1503 17th St NW
I came across Sushi Taro when staying in the Dupont Circle area of Washington, D.C. on a recent business trip. It happened to be closest sushi restaurant in the area, so it only helped that it had pretty good reviews on Urbanspoon.
As I walked up the flight of stairs off 17th street to the second floor dining room, the hostess seemed surprised that I didn’t have reservations and they only had seating at the bar.
Settling in, I found that they have an extensive list of beers that aren’t typically available at your neighborhood sushi restaurant including Coedo Brewery, Echigo Brewing Company, Yo-Ho Brewing Company and Ginga Kogen Beer Company. I ordered the INDO no AOONI ($10) an IPA from Nagano, Japan.

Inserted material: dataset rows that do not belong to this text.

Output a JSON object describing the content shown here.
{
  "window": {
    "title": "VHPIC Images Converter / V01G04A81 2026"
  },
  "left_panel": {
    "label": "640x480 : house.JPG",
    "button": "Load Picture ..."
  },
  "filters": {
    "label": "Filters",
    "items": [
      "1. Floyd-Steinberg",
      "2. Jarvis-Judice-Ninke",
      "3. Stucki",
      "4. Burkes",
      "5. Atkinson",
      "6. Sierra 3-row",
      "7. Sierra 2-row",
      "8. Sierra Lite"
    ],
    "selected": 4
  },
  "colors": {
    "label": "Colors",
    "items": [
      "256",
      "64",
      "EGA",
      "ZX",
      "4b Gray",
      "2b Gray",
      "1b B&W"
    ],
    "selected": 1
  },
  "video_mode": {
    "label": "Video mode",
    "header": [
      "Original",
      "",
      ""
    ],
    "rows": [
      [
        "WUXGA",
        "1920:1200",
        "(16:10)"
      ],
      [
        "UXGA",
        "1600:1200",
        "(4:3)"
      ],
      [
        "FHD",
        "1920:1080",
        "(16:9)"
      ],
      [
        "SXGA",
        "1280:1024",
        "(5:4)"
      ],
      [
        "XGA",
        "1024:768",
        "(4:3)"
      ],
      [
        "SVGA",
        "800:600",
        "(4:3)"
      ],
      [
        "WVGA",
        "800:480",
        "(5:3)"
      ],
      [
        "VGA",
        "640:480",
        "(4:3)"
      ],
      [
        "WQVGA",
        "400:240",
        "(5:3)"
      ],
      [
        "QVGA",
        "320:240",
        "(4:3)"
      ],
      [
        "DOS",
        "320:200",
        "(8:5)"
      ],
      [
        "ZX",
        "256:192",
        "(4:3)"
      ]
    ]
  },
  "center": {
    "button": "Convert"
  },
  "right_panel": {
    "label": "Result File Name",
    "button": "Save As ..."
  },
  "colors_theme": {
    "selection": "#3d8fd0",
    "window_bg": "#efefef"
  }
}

Looking for a seaweed salad, I found “MOZUKU-SU” ($6) listed at the top, saw that it had the word “seaweed” in it and ordered it. The server was very quick to try and talk me out of it: “it’s not what you think it is, do you want normal seaweed salad?” On closer review “mozuku-su” is described as “slimly angel hair seaweed in dashi vinegar.” How bad could it be? “Ehh, whatever, I’ll try it.” It came served in a soup bowl with a lot of real seaweed soaked in a lot of vinegar with an egg possibly cooked sunny side up, or possibly cooked once cracked into the vinegar. Not sure where the egg was from but it looked too small to be a chicken egg. The dish had a strong vinegar flavor and was chilled and crisp. The consistency, however, was less than settling — the only thing I can liken it to is “snot-like.” It was all very slimy and, once I had the comparison to snot in my head, I had trouble finishing it. But, other than that, it was a unique dish that was quite interesting to try.
Next, very interested in some quality sushi, I ordered the SUSHI JO ($29.75). The waitress explained that there are two menus, one featuring local fish and another that changes more often (daily?) featuring fish flown in from Japan (!). Served with 8 pieces of nigiri (chef’s choice) and 1 roll, the SUSHI JO is essentially a sampler of the imported fish. It was really great-tasting fish, and while I’m no expert, I’m pretty sure salmon, tuna, yellowtail, caviar and shrimp were on the plate. It was a stark but excellent contrast to most of the very tough sushi I’ve had before–this fish almost melted in you mouth; an almost butter-like consistency. Many were naturally salty and fishy-tasting.
BOTTOM LINE: The sushi at Sushi Taro is flown in from Japan, resulting in some of the best fish I’ve ever sampled. Definitely worth the visit.